Recent comments from a key Pennsylvania legislator indicate that the daily fantasy sports industry is likely to be treated along the lines of gambling in the state.
Committee chair: DFS likely to be in gaming bill
House Gaming Oversight Committee Chairman John Payne recently stated that the current plan was to include DFS is in a gaming expansion package that will be revisited in 2016. From OPR, on the legislature’s plans for DFS:
“They’ll come back with their recommendations and how we can regulate it and make it part of our gaming oversight,” Payne said. “We’re really trying to push that and have it as part of the gaming package” in the spring.
The fact that lawmakers in PA favor a casino-like approach for DFS operators is not a new development. Representative George Dunbar introduced legislation back in May that would allow casinos to offer DFS contests.

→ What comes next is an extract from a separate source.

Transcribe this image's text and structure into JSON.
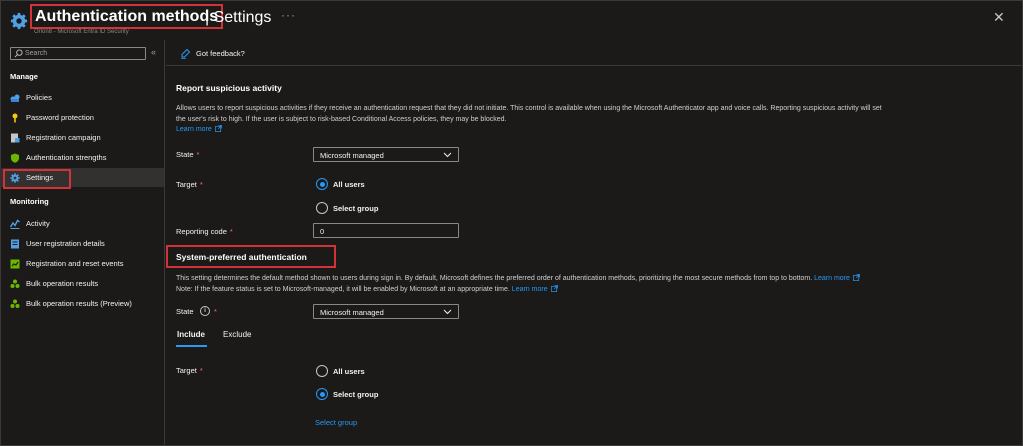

Once the daily fantasy sports industry came under increased scrutiny from public officials and in the media, Dunbar said he planned to amend his bill to make DFS operators wishing to accept users in PA to “partner with existing casinos already licensed by the Pennsylvania Gaming Control Board,” according to a report at the York Daily Record.
The new plan, according to Payne, will be to lump DFS into a much larger gaming bill, one that currently includes the legalization and regulation of online casino games and poker, among a number of other provisions that affect land-based gaming. That bill — HB 649 — had gotten some momentum as a possible source of revenue in the ongoing budget impasse, but that plan has reportedly been scrapped for now.
The prospects for DFS regulation in PA
The final form of how Pennsylvania will handle DFS is far from a settled matter. So far, however, the state’s lawmakers do not seem content to simply regulate the industry without licensing fees and taxes being applied — an idea that is being floated in both Massachusetts and Illinois.
However, despite the initial traction gained for certain approaches in different states, what states will do generally — and Pennsylvania specifically — is entirely up in the air. The PA House gaming committee held a hearing in November, but it was informational only in nature, and a formal regulatory bill has not yet been introduced. The legislators in that hearing gave few indications of what they were thinking.
How might PA approach DFS?
There are several different possible outcomes for DFS as it pertains to legislation:
- It’s at least feasible that DFS is simply thrown into the online gambling language of HB 649, and treated exactly like online poker. That would be akin to a ban on DFS in the state however. The current licensing fee for a “significant vendor” — i.e. DraftKings or FanDuel — for online gaming is $2 million. It seems unlikely that either site, and certainly not a smaller operator, would cough up that kind of money to stay in PA.
- It’s also possible that DFS is given the same treatment as online gaming, generally, but licensing fees and taxes are lowered for DFS operators. If licensing fees and taxes for DFS come in lower than they would be for online gambling, that would make it far more palatable for operators to serve PA residents.
- DFS could get its own section in the legislation, with entirely different regulations, licensing fees and tax rates.
Would Pennsylvania be ring-fenced?
This is the biggest question that generally faces the DFS industry as states consider regulation. Will PA license DFS sites, but let them continue to operate on an interstate basis — rather than intrastate only?
The online gambling and poker approach for legislation is, by necessity, intrastate in nature. Pennsylvania could, in the future, join an interstate compact to offer online poker across state lines (currently Nevada and Delaware belong to such a compact).
The DFS industry, much like online poker, requires liquidity for generating meaningful revenue. The sites will not be very happy if PA tries to force them to operate on an island, keeping PA users cut off from the rest of the world. The state may not given them a choice, however.